■ Problem details
Scan the entries for the word "over" and report how many lines contain it, as a number with no other words.

[Data records for software interfaces]
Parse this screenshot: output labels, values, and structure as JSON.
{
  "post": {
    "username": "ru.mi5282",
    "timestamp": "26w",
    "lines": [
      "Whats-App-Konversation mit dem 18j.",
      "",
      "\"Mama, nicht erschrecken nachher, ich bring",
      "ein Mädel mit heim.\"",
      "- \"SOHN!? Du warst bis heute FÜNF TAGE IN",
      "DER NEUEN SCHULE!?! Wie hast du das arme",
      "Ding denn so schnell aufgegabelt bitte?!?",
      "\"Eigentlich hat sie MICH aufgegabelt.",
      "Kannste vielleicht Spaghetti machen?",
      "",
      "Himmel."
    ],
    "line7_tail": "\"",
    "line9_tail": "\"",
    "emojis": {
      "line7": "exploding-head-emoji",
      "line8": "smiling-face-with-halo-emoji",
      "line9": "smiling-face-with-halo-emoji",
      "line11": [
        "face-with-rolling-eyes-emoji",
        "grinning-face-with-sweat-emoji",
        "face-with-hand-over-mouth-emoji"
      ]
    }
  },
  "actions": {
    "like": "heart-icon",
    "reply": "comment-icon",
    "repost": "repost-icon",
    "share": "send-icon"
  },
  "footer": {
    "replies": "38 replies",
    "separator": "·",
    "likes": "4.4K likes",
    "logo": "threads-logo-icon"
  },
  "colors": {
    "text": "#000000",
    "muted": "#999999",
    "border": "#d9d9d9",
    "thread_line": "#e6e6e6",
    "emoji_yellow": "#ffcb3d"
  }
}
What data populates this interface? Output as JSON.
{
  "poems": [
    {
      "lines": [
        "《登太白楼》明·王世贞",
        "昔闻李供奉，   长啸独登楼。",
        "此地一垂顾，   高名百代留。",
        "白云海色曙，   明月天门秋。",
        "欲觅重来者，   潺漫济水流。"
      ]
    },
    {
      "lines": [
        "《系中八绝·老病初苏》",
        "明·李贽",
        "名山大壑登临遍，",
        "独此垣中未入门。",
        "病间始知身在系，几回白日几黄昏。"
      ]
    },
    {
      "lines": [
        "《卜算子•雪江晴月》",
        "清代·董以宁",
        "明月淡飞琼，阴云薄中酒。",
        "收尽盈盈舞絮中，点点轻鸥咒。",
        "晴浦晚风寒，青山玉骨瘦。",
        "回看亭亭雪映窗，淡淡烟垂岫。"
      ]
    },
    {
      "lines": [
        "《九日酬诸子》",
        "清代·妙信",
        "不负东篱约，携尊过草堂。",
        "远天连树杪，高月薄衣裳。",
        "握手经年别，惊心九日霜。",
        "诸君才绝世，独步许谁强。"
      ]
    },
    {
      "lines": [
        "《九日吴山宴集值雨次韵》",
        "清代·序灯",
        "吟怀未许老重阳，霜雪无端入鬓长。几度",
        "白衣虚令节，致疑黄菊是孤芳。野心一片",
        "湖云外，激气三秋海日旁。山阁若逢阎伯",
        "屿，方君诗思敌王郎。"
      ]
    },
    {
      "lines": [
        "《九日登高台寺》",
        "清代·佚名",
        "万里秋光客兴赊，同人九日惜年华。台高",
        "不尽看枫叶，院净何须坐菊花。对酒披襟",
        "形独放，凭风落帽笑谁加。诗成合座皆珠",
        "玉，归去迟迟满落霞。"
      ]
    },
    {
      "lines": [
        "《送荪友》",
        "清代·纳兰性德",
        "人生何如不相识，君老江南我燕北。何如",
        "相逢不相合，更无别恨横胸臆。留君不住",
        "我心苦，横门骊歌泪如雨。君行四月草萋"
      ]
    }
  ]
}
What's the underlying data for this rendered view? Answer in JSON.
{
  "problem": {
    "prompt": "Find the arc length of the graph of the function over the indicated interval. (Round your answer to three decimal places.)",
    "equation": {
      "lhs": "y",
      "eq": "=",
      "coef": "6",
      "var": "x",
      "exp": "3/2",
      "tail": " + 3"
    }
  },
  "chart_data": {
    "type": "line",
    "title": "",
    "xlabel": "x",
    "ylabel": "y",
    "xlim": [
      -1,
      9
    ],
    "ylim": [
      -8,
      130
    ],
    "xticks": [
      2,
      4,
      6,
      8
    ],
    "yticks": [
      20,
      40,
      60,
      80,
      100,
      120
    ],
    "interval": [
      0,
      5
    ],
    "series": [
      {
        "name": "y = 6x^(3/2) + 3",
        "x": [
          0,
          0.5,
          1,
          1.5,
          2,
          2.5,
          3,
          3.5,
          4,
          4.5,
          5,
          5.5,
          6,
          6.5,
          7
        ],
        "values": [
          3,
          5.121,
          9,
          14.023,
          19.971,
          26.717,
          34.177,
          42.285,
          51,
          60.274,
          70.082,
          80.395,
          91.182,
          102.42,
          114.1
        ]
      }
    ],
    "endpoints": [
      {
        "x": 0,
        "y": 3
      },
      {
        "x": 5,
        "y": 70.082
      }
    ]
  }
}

■ Written answer
2